    Laxton let him know it on Wednesday.

    Laxton could be heard slamming the door and giving Morgan a piece of his mind throughout the courthouse.

    As a result, he was escorted out by the sheriff’s office.

    Here’s how Morgan described the incident:

  • LET ’EM ROLL

    The need for cooperation between fire departments was made clear recently by two major Harriman fires — one massive, the other fatal.

    Many area fire departments rolled out to help with the Jan. 8 inferno that razed the downtown Miller & Brewer building, and then again at Monday’s Margrave Street fire that killed a 65-year-old woman.

    That kind of mutual aid between departments is common at larger, more complicated fires.

    A closer working relationship may soon emerge between Kingston and Harriman fire departments, however.

  • Meadows quits Plateau board

    After three months on the Roane County Commission, Darryl Meadows decided he doesn’t have time to continue serving on the Plateau Partnership Park Industrial Development Board.

    He resigned from the board last month.

    “I talked to (Roane County Executive) Ron (Woody) and said, ‘Hey, it may be best if I just step aside and let someone do it that has the time,’” Meadows said.

    Meadows, a former Rockwood city councilman, was elected to a District 1 commission seat last August. His four-year term began Sept. 1.

  • Downtown fire finally out, cleanup brings new problems

    The long-burning fire that destroyed the old Miller & Brewer building is out.

    “We actually just got the rest of the fire out yesterday,” said Harriman Fire Chief Brad Goss on Thursday.

    The fallen building smoldered for days after a fire gutted it on Jan. 8, and water could not reach the burning debris under the rubble.

    On Tuesday, Harriman City Council hired local company Ace Inc. to clear out the bricks so firefighters could extinguish the fire completely.

  • Commander speaks
  • Family remembers woman who died in fire

    Frances Ann Powell Snow’s family are mourning a willful but loving mother, grandmother and sister.

    “We love her very much and miss her,” said daughter B.J. Allison, of Snow, who died in a Harriman house fire Monday.
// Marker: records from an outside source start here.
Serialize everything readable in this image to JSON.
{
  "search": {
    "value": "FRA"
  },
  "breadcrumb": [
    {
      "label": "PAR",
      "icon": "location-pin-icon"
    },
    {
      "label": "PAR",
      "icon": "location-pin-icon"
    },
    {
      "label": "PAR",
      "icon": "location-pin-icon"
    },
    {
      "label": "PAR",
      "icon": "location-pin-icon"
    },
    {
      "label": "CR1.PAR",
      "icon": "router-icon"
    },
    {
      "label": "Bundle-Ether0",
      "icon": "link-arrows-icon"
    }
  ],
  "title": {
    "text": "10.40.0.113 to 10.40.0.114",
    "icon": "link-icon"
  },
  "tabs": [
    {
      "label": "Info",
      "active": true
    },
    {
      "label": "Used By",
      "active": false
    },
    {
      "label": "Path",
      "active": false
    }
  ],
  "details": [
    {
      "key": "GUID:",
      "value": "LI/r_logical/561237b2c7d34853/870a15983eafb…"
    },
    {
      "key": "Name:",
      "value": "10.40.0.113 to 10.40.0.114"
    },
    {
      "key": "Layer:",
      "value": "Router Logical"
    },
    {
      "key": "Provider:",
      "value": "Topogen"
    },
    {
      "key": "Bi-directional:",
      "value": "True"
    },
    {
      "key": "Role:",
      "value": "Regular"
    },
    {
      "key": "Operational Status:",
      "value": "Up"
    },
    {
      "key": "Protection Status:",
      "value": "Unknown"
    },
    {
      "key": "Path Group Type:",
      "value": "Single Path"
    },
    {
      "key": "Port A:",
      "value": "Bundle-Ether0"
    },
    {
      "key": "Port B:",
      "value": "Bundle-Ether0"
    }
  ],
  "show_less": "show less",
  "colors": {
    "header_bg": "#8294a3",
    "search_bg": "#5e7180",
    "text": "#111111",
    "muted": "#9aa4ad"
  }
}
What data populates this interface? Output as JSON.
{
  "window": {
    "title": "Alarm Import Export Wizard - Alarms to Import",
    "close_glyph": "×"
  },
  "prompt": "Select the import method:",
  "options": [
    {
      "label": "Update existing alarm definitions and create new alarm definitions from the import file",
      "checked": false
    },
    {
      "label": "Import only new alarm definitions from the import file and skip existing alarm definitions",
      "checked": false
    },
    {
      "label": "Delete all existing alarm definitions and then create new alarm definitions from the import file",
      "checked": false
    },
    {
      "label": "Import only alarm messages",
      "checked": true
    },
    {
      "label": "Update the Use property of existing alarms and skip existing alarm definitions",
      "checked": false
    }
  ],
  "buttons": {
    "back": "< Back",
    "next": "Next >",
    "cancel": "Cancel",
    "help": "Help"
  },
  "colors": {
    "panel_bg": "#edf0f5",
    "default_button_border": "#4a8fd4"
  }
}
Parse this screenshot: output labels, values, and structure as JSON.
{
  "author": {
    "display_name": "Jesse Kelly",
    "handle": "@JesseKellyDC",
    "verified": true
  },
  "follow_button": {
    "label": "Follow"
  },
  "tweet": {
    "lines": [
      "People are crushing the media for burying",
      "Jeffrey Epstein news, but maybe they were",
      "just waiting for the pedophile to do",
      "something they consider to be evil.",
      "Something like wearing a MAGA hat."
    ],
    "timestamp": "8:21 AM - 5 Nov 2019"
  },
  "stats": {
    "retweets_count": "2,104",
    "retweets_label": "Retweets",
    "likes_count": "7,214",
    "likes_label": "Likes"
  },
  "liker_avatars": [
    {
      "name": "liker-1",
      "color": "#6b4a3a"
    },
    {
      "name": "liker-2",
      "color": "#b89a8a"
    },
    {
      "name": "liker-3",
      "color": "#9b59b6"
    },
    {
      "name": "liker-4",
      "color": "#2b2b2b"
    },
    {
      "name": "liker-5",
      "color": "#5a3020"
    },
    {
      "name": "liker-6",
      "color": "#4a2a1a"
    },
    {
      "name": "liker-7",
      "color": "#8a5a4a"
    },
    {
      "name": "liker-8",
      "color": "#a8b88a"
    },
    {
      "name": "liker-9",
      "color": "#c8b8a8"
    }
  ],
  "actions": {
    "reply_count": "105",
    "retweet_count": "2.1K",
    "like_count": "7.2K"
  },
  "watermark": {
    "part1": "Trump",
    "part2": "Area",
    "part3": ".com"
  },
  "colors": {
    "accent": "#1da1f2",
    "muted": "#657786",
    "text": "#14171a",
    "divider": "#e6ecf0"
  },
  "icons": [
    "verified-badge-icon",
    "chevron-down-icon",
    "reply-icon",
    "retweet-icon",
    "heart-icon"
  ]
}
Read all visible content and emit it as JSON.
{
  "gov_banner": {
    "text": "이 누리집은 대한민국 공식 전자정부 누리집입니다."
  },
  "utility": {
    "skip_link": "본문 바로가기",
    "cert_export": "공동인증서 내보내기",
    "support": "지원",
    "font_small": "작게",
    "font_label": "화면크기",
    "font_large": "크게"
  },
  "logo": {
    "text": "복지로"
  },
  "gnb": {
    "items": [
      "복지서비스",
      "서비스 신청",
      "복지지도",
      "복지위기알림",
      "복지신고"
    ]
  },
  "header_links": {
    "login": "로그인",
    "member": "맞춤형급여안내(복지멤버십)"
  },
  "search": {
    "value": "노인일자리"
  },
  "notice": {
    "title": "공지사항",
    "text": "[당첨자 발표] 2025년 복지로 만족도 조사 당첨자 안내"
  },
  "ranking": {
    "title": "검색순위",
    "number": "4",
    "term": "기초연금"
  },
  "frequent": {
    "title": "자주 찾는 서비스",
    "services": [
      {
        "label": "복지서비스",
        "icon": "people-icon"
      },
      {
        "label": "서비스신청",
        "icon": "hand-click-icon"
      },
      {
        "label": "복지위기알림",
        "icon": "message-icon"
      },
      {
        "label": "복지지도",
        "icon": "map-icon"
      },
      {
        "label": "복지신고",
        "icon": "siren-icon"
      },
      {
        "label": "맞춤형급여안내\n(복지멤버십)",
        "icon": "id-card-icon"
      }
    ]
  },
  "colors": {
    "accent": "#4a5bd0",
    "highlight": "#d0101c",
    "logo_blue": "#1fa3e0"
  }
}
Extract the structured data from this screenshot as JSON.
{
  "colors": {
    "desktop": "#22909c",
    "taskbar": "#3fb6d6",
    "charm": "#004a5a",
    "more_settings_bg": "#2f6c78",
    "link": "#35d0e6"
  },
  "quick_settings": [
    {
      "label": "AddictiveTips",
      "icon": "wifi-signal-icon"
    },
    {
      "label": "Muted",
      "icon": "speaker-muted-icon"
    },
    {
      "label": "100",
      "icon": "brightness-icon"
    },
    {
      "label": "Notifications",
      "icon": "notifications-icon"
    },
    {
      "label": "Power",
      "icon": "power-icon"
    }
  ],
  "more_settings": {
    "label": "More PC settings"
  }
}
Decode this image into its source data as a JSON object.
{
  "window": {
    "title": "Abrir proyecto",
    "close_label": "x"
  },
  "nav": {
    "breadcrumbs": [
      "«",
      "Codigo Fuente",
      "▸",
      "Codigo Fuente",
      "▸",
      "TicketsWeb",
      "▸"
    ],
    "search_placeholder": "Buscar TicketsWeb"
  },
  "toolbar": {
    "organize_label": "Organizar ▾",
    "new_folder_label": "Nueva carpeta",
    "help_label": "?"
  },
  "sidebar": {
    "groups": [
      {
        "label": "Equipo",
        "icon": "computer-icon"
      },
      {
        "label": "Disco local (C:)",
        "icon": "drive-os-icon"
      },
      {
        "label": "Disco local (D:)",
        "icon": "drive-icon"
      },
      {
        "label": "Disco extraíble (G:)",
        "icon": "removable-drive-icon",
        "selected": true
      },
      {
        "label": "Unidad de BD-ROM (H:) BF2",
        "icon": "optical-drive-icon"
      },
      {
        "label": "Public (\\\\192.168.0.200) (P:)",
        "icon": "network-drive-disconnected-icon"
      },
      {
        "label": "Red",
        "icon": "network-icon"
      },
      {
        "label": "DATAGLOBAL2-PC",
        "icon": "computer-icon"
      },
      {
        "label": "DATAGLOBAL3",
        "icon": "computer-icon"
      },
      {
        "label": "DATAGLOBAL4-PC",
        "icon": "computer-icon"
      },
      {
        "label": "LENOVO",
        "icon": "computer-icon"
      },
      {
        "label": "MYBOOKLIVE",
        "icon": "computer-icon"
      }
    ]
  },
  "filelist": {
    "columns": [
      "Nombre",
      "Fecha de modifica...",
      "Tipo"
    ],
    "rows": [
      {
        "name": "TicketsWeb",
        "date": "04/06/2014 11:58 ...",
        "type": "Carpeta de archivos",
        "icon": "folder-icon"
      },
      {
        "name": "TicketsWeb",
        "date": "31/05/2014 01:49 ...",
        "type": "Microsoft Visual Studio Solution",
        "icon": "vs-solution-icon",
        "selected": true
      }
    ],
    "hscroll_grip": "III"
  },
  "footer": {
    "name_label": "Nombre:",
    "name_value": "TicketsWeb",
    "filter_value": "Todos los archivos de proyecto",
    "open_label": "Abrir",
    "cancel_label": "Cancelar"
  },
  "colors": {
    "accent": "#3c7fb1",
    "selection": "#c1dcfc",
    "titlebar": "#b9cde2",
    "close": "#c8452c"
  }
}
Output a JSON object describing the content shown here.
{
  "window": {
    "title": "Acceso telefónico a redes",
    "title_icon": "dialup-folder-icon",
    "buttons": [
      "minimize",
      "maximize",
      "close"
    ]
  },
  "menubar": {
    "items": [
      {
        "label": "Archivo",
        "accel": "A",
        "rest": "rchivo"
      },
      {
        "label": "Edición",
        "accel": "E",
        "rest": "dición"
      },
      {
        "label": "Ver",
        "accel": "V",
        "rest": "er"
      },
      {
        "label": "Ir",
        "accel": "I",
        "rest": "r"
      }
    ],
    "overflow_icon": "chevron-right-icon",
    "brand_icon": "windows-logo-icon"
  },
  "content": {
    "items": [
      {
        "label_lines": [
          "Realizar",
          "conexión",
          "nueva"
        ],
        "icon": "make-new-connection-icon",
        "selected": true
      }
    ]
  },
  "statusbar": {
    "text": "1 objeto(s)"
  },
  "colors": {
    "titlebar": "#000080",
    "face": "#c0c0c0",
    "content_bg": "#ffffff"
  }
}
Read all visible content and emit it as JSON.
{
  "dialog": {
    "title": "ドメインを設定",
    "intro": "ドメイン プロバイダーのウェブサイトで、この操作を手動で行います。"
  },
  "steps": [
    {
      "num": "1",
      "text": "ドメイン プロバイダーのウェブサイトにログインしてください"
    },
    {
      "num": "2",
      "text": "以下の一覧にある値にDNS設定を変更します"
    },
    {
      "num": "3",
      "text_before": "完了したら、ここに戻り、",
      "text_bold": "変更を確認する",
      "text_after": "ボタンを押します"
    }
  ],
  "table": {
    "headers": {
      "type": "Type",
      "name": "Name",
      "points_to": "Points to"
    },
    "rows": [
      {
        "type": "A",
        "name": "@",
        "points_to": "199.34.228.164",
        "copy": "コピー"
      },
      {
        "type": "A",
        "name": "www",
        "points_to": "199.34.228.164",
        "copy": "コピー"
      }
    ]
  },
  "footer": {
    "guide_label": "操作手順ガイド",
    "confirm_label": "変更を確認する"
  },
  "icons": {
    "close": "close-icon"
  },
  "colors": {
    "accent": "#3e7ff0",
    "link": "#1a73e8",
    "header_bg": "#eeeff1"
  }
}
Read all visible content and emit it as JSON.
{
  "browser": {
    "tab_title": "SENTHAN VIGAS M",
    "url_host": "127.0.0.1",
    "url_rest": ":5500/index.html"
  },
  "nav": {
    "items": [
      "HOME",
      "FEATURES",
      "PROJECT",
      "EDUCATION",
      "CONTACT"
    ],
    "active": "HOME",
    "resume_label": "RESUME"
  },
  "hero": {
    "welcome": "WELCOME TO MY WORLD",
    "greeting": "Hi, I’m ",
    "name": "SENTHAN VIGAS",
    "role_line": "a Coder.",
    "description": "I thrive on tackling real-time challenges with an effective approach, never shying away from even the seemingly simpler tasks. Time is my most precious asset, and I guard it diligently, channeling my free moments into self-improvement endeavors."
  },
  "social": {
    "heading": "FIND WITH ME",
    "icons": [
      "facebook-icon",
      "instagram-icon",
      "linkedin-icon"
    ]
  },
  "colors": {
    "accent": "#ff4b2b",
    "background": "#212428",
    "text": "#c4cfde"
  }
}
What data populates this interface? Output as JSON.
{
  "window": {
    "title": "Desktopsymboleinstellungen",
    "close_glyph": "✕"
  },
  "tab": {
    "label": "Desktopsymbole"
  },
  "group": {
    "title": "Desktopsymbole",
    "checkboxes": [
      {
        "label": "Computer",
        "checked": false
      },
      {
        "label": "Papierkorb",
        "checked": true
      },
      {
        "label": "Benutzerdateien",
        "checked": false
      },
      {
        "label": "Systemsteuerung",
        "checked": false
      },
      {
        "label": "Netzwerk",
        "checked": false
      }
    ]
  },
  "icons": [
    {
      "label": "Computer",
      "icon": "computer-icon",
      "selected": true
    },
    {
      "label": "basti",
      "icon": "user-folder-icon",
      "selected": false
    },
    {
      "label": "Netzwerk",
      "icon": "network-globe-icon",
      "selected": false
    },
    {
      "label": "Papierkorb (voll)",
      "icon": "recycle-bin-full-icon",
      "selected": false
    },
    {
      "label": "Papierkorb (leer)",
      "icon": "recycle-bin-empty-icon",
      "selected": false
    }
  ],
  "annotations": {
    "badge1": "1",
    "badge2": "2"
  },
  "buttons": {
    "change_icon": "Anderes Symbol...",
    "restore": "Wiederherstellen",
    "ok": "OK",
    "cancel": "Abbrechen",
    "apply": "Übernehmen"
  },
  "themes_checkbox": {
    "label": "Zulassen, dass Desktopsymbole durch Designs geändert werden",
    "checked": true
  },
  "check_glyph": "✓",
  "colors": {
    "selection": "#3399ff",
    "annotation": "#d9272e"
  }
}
    “She was a wonderful mother,” added daughter Shannon Allison. “She was always there when she was needed.”

    The 65-year-old disabled woman was the only one at home when fire broke out at 505 Margrave St. Other family members were at work.

  • GUEST OPINION: Question begged — Just how Je Suis Charlie to be?

    By GENE POLICINSKI

    First Amendment Center

    After one week, a tough question already is being asked: Just how “Je Suis Charlie” (I am Charlie) should we be?

    At the outset, First Amendment advocates need to recognize the many layers of such a question — which originates not in reconsideration of recognition of those killed Jan. 7, but in the subsequent worldwide examination of the content of Charlie Hebdo magazine and other publications like it.

  • A VIEW from LICK SKILLET: Please, it was the Denny Building that burned

    Gentle Reader, we continue looking at the year to come.

    In the fourth quarter of 2015, we will have attained that milestone age whereby we will become an Octogenarian, a status of which we intend to take full advantage. However, the attainment of this venerable age serves to remind that unless we were to share the long-living tendency of our late friend Walter Pulliam, who died this past year at more than one hundred years of age, we have a limited time to get done the things we have intended or promised to do.

  • Gooch retires, but will keep on laughing

    Sears staff and customers will miss the warmth of the Harriman’s store’s oldest employee.

    June Gooch retired last week after 33 years at the store — and a previous five years at Sears when it was across from the Princess Theatre in downtown Harriman.  

    “Eighty-two years old, and she’s still a firecracker,” said Charlie Jones, who owns the Sears store today.

    It’s her spirit that keeps her going.